··· Records for the exercise ···

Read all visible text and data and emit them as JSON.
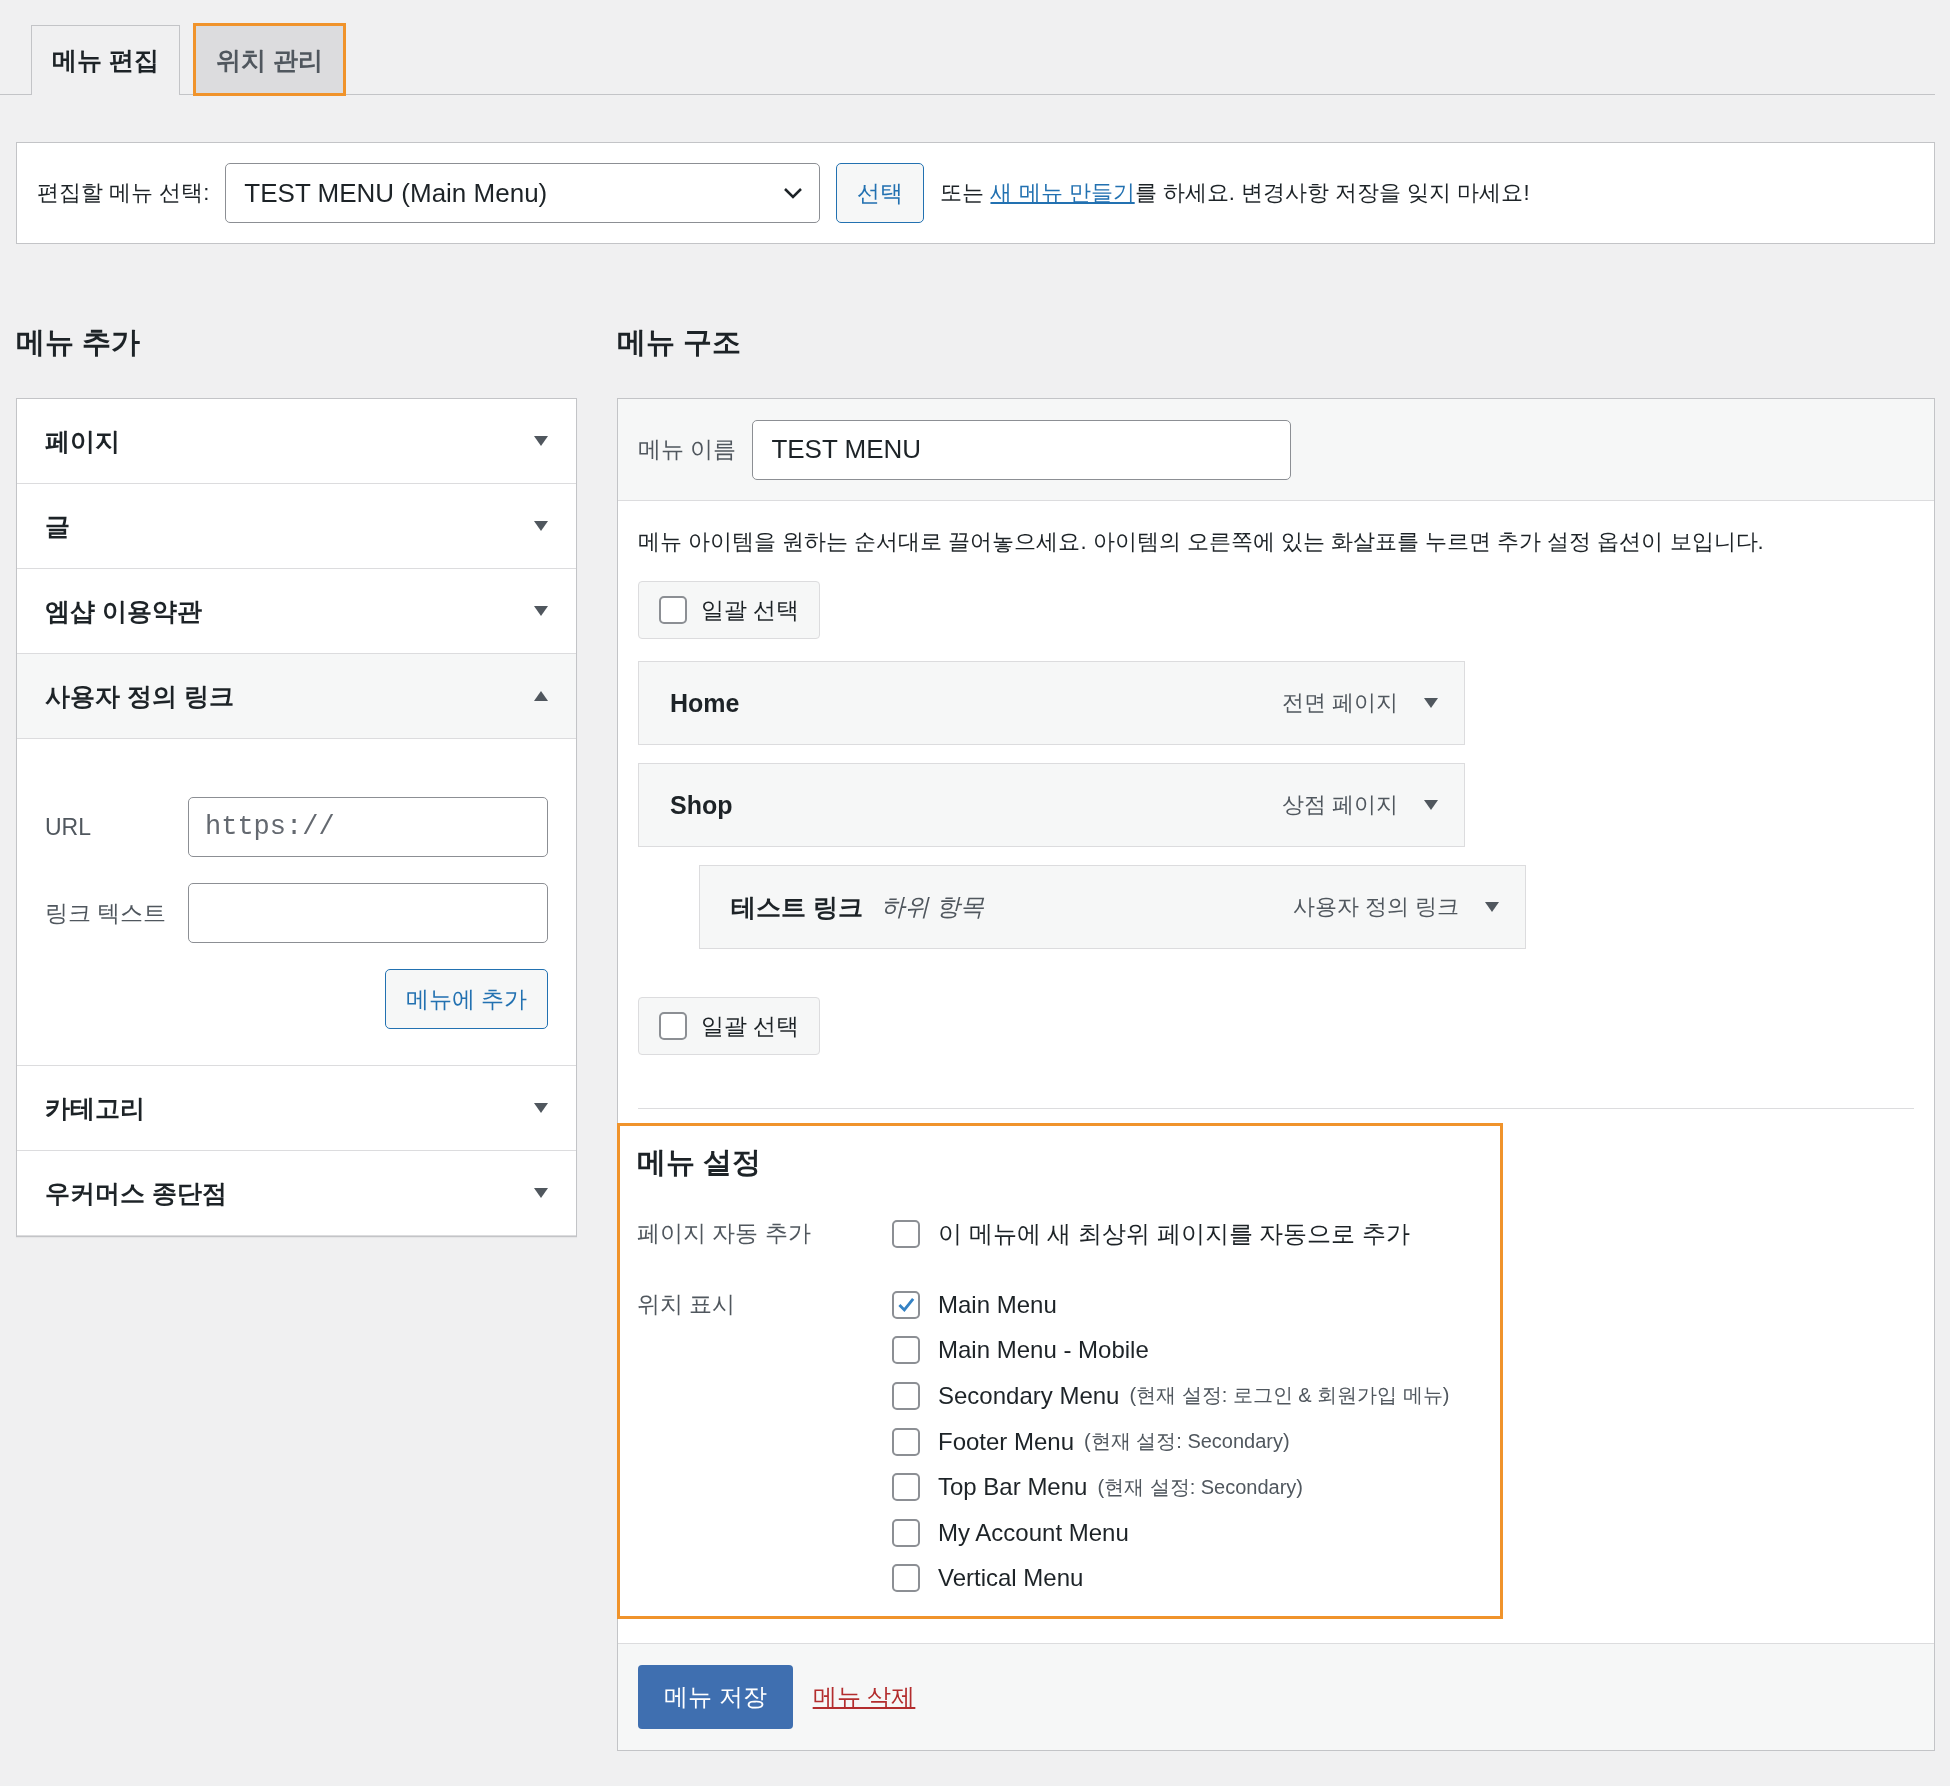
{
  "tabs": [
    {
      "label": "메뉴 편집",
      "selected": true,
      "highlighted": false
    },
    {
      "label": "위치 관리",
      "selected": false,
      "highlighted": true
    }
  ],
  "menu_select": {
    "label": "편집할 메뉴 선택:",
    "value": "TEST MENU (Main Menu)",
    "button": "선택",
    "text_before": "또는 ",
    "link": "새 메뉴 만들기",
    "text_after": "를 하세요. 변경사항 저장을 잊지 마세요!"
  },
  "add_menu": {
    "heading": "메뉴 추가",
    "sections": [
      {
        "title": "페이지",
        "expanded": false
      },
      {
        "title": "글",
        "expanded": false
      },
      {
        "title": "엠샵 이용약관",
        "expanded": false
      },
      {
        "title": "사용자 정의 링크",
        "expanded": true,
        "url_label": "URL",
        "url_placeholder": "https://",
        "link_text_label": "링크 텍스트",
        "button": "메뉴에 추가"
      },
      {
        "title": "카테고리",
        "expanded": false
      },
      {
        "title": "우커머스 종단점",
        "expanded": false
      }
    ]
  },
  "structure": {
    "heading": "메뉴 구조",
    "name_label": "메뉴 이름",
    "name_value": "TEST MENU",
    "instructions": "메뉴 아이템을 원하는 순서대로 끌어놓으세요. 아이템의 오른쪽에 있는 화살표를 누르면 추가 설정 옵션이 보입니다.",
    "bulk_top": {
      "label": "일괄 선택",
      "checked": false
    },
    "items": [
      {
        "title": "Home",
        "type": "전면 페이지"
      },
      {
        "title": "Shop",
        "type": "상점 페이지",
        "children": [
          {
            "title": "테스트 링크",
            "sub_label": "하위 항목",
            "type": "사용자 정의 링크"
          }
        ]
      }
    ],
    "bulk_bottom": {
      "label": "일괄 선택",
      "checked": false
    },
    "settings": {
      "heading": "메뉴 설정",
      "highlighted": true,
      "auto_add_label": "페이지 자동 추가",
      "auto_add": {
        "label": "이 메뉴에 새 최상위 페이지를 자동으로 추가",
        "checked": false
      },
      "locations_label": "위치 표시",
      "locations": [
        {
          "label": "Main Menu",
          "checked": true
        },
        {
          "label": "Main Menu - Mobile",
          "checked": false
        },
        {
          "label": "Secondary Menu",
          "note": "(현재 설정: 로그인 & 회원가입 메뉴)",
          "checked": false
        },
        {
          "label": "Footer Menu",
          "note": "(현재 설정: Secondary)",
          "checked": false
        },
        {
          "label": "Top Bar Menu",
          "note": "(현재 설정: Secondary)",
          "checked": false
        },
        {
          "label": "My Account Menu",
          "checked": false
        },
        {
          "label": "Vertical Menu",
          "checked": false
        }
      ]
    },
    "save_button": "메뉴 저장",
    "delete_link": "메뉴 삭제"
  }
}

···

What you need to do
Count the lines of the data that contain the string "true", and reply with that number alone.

Result for this task
5